But if you used this as a Trojan horse to blockade a coaching hire you don’t like because you think Tennessee football deserves better, shame on you. And now that the Schiano hire has been blown up because of this, good luck landing the next guy. Who would want to deal with this fan base right now?
WINNERS AND LOSERS IN THE HIRING/FIRING MARKET
It’s been a frantic few days on the coaching carousel, with jobs opening and closing rapidly. In all honesty, it will take a couple of years to begin to sort out the home runs from the strikeouts, the great moves from the boneheaded ones — but who has time for that? Thus The Dash applies some instant reaction to what has happened — and what appears likely to happen next:
Biggest winner: UCLA (4). The Bruins won the Chip Kelly sweepstakes, beating out Florida to land the best coach available. There’s no good reason why UCLA has accomplished so much less historically than Los Angeles rival USC — and with the arrival of Kelly and upgrades in facilities, that might now change. The Pac-12 South is no murderer’s row, having produced zero playoff teams and zero league champions since 2008. It’s there for the taking for Kelly.

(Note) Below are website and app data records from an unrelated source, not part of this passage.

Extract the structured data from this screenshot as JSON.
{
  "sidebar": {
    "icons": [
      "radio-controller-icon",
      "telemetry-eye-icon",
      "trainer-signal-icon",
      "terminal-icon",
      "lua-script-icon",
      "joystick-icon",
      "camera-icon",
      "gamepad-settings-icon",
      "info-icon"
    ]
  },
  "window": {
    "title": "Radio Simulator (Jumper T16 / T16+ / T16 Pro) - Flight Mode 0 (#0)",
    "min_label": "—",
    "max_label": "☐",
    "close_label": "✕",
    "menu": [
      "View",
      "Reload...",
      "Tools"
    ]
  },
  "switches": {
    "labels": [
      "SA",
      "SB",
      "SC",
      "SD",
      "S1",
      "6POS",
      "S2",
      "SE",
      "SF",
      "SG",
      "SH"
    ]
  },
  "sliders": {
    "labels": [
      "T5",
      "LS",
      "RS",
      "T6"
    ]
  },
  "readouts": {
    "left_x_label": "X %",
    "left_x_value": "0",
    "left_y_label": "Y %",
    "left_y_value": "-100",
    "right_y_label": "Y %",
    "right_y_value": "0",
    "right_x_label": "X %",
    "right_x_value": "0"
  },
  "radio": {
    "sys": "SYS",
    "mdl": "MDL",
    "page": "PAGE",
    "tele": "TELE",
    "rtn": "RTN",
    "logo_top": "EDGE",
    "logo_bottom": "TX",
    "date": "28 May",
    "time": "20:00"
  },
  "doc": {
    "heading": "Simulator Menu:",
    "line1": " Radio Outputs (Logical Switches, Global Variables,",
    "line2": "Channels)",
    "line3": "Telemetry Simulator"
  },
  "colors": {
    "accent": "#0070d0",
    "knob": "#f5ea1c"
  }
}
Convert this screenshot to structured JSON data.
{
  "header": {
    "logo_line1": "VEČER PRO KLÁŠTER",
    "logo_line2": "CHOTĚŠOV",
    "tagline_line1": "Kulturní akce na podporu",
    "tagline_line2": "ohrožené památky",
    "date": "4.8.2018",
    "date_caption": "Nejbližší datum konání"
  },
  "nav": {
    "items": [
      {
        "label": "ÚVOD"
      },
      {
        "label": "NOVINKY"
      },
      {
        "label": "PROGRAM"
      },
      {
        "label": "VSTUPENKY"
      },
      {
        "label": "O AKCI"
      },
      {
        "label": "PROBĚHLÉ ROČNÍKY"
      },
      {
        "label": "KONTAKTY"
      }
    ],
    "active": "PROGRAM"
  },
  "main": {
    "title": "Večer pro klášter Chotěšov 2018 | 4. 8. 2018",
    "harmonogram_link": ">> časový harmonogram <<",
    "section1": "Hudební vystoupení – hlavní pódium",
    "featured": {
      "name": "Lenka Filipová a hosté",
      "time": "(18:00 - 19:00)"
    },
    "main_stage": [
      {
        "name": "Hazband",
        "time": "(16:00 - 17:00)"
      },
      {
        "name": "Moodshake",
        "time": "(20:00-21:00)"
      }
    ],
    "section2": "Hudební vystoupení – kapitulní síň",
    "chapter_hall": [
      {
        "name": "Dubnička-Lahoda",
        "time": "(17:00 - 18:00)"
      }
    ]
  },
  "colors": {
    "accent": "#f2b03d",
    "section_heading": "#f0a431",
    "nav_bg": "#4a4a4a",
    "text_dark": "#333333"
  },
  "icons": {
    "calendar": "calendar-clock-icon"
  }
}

Other winners: Nebraska (5). Another school that appears to have outmaneuvered Florida for the coach it wanted. When the Gators couldn’t land Central Florida’s Scott Frost, it spiked the speculation that Frost would come home to his alma mater and try to resurrect the Cornhuskers. If athletic director Bill Moos can close the deal — likely not until after undefeated UCF plays in the American Athletic Conference championship game — it will be an adrenaline boost the program hasn’t enjoyed since the 1990s.
Dan Mullen (6). He did great work for nine years at Mississippi State, and is rewarded with a Cadillac job. Mullen certainly doesn’t have to apologize for being Florida’s Plan C; take the upgrade and don’t look back. He’s coming back to a school he knows from his time as an assistant, and working for an athletic director he knows from their time together in Starkville. And Florida’s offer allowed him to turn down the tire fire at Tennessee.
Iowa State (7). If Frost is indeed going to Nebraska, that could mean that second-year coach Matt Campbell is staying in Ames. For now. There are more dominoes to fall, and Campbell could be in play elsewhere after leading a remarkable 7-5 season at a perennial losing program.
The Pac-12 (8). Chip Kelly is coming back. Arizona State has a chance at an upgrade over ousted Todd Graham (Kevin Sumlin would qualify). Oregon State gets to press the reset button. Mike Leach just might stick around at Washington State. Chris Petersen and David Shaw appear to be locked in at Washington and Stanford. Willie Taggart and Justin Wilcox had solid first seasons in the league at Oregon and California, respectively. The coaching is getting better in the league.
Other losers beyond Tennessee fans:
Mississippi State (9). The most successful coach of the last 70 years just left, but is still in the league. The Bulldogs can’t have nice things.
Arkansas (10). Hopes of luring Auburn’s Gus Malzahn back to his home state probably took a big hit Saturday, when Malzahn took down Alabama and boosted the Tigers’ chances of making the College Football Playoff. There’s no way Auburn lets Malzahn walk now.
More college football coverage from Yahoo Sports:
• Tennessee backs out of deal with Greg Schiano after fan backlash
• Western Kentucky punter might have had the worst play of the season
• Alabama DB appears to shove Auburn fan after game